Aim of the exercise: Drop the pictures and restate the rest of the listing word for word.

Records for the task:
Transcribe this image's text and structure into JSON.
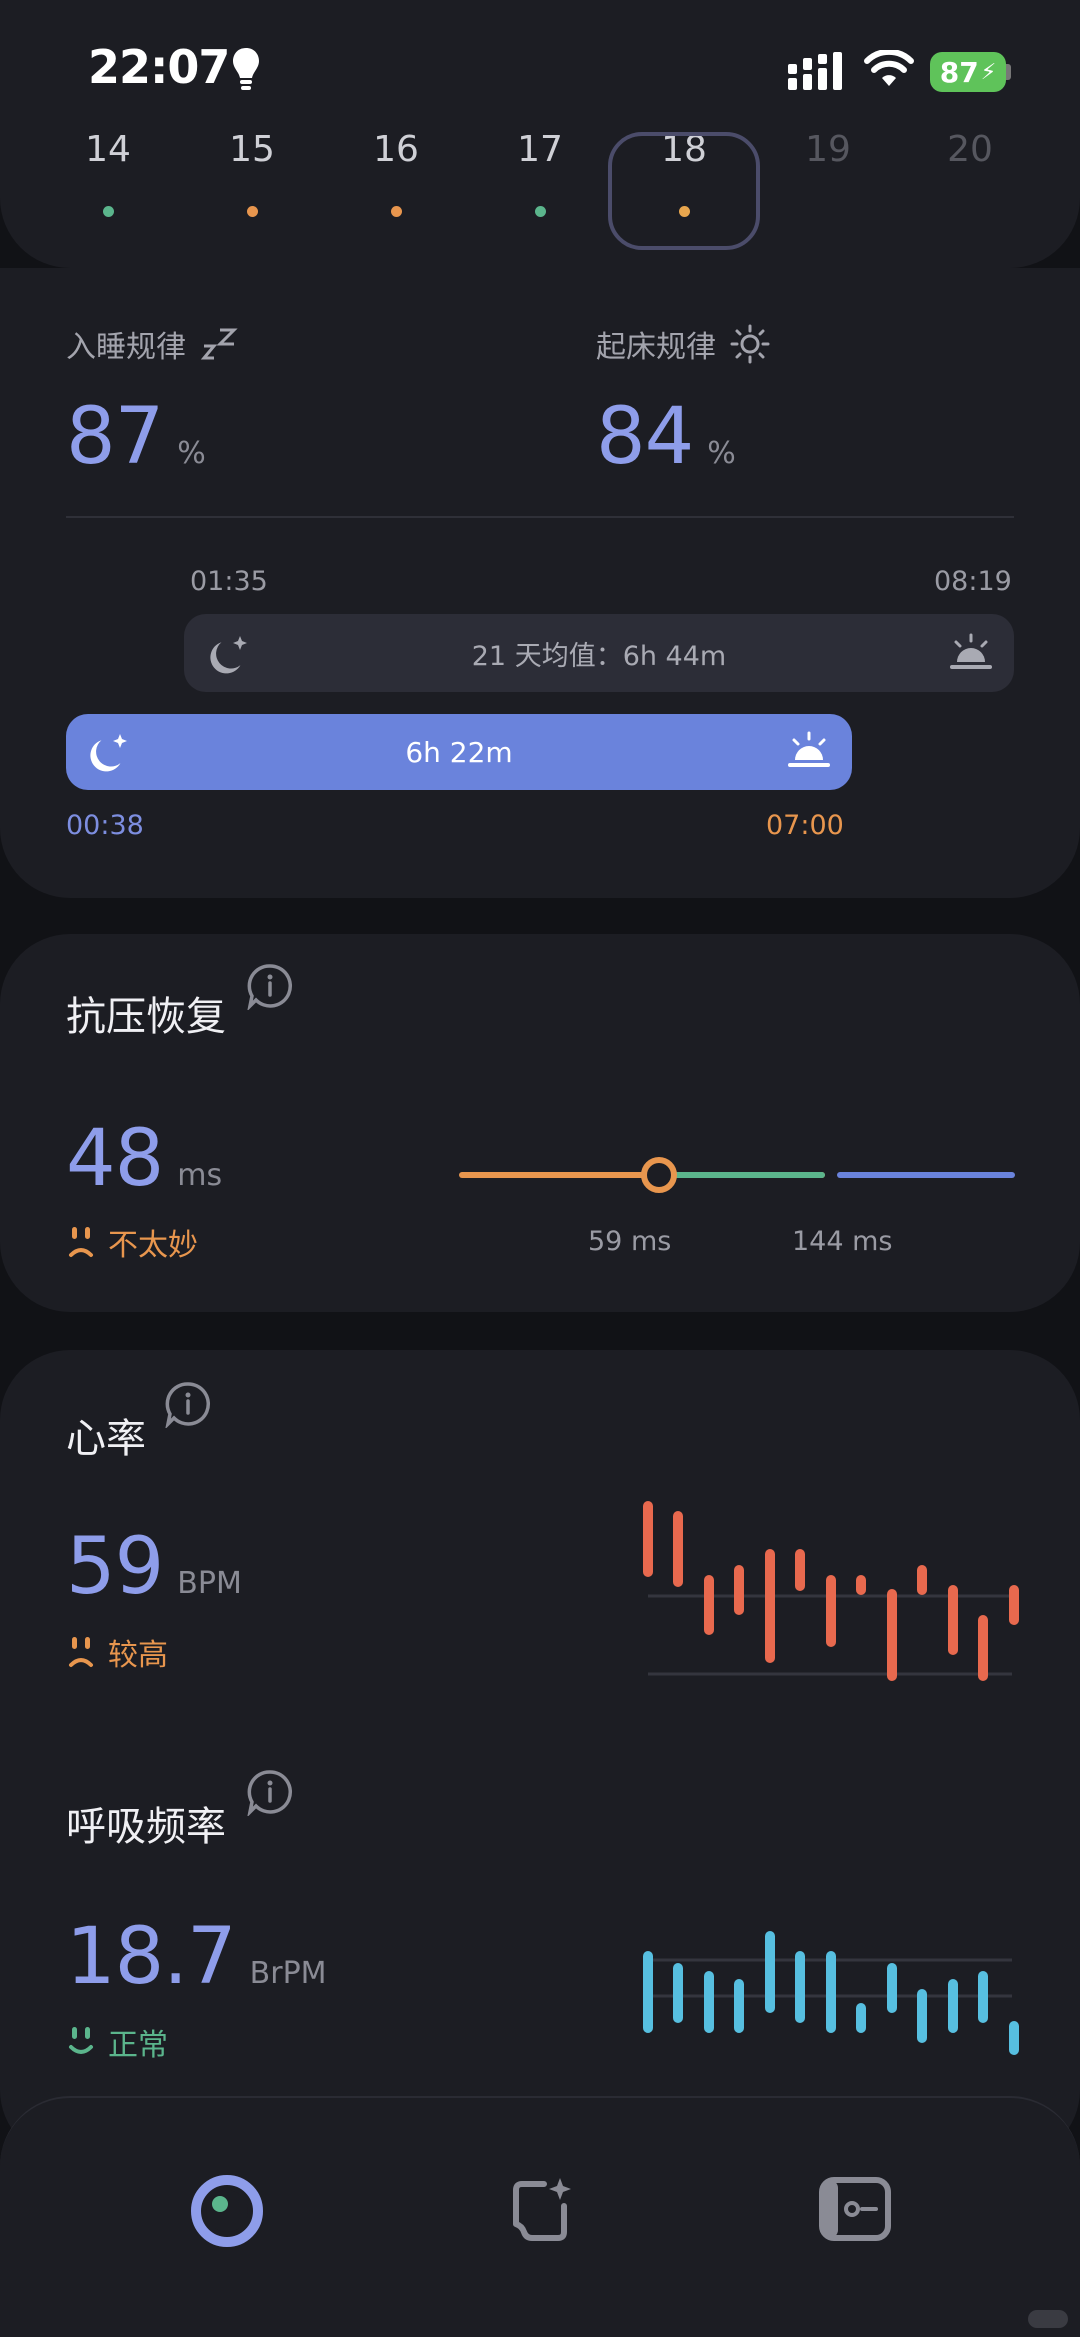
{
  "status_bar": {
    "time": "22:07",
    "battery": "87"
  },
  "dates": [
    {
      "day": "14",
      "dot": "#5bb58c",
      "dim": false
    },
    {
      "day": "15",
      "dot": "#e8964e",
      "dim": false
    },
    {
      "day": "16",
      "dot": "#e8964e",
      "dim": false
    },
    {
      "day": "17",
      "dot": "#5bb58c",
      "dim": false
    },
    {
      "day": "18",
      "dot": "#e8a64e",
      "dim": false
    },
    {
      "day": "19",
      "dot": null,
      "dim": true
    },
    {
      "day": "20",
      "dot": null,
      "dim": true
    }
  ],
  "selected_day": "18",
  "sleep": {
    "bedtime_label": "入睡规律",
    "bedtime_value": "87",
    "bedtime_unit": "%",
    "wake_label": "起床规律",
    "wake_value": "84",
    "wake_unit": "%",
    "avg_start": "01:35",
    "avg_end": "08:19",
    "avg_text": "21 天均值：6h 44m",
    "duration": "6h 22m",
    "start": "00:38",
    "end": "07:00"
  },
  "stress": {
    "title": "抗压恢复",
    "value": "48",
    "unit": "ms",
    "status": "不太妙",
    "low_label": "59 ms",
    "high_label": "144 ms",
    "marker_fraction": 0.84
  },
  "heart": {
    "title": "心率",
    "value": "59",
    "unit": "BPM",
    "status": "较高"
  },
  "breath": {
    "title": "呼吸频率",
    "value": "18.7",
    "unit": "BrPM",
    "status": "正常"
  },
  "colors": {
    "accent": "#8e9dea",
    "warn": "#e8964e",
    "good": "#5bb58c",
    "heart": "#e8694e",
    "breath": "#57bfe0"
  },
  "icons": [
    "bulb-icon",
    "signal-icon",
    "wifi-icon",
    "moon-icon",
    "sunrise-icon",
    "sun-icon",
    "zzz-icon",
    "info-icon",
    "sad-face-icon",
    "smile-face-icon",
    "ring-icon",
    "sparkle-card-icon",
    "id-card-icon"
  ]
}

Solution below:
Transcribe this image's text and structure into JSON.
{
  "status_bar": {
    "time": "22:07",
    "battery": "87"
  },
  "dates": [
    {
      "day": "14",
      "dot": "#5bb58c",
      "dim": false
    },
    {
      "day": "15",
      "dot": "#e8964e",
      "dim": false
    },
    {
      "day": "16",
      "dot": "#e8964e",
      "dim": false
    },
    {
      "day": "17",
      "dot": "#5bb58c",
      "dim": false
    },
    {
      "day": "18",
      "dot": "#e8a64e",
      "dim": false
    },
    {
      "day": "19",
      "dot": null,
      "dim": true
    },
    {
      "day": "20",
      "dot": null,
      "dim": true
    }
  ],
  "selected_day": "18",
  "sleep": {
    "bedtime_label": "入睡规律",
    "bedtime_value": "87",
    "bedtime_unit": "%",
    "wake_label": "起床规律",
    "wake_value": "84",
    "wake_unit": "%",
    "avg_start": "01:35",
    "avg_end": "08:19",
    "avg_text": "21 天均值：6h 44m",
    "duration": "6h 22m",
    "start": "00:38",
    "end": "07:00"
  },
  "stress": {
    "title": "抗压恢复",
    "value": "48",
    "unit": "ms",
    "status": "不太妙",
    "low_label": "59 ms",
    "high_label": "144 ms",
    "marker_fraction": 0.84
  },
  "heart": {
    "title": "心率",
    "value": "59",
    "unit": "BPM",
    "status": "较高"
  },
  "breath": {
    "title": "呼吸频率",
    "value": "18.7",
    "unit": "BrPM",
    "status": "正常"
  },
  "colors": {
    "accent": "#8e9dea",
    "warn": "#e8964e",
    "good": "#5bb58c",
    "heart": "#e8694e",
    "breath": "#57bfe0"
  },
  "icons": [
    "bulb-icon",
    "signal-icon",
    "wifi-icon",
    "moon-icon",
    "sunrise-icon",
    "sun-icon",
    "zzz-icon",
    "info-icon",
    "sad-face-icon",
    "smile-face-icon",
    "ring-icon",
    "sparkle-card-icon",
    "id-card-icon"
  ]
}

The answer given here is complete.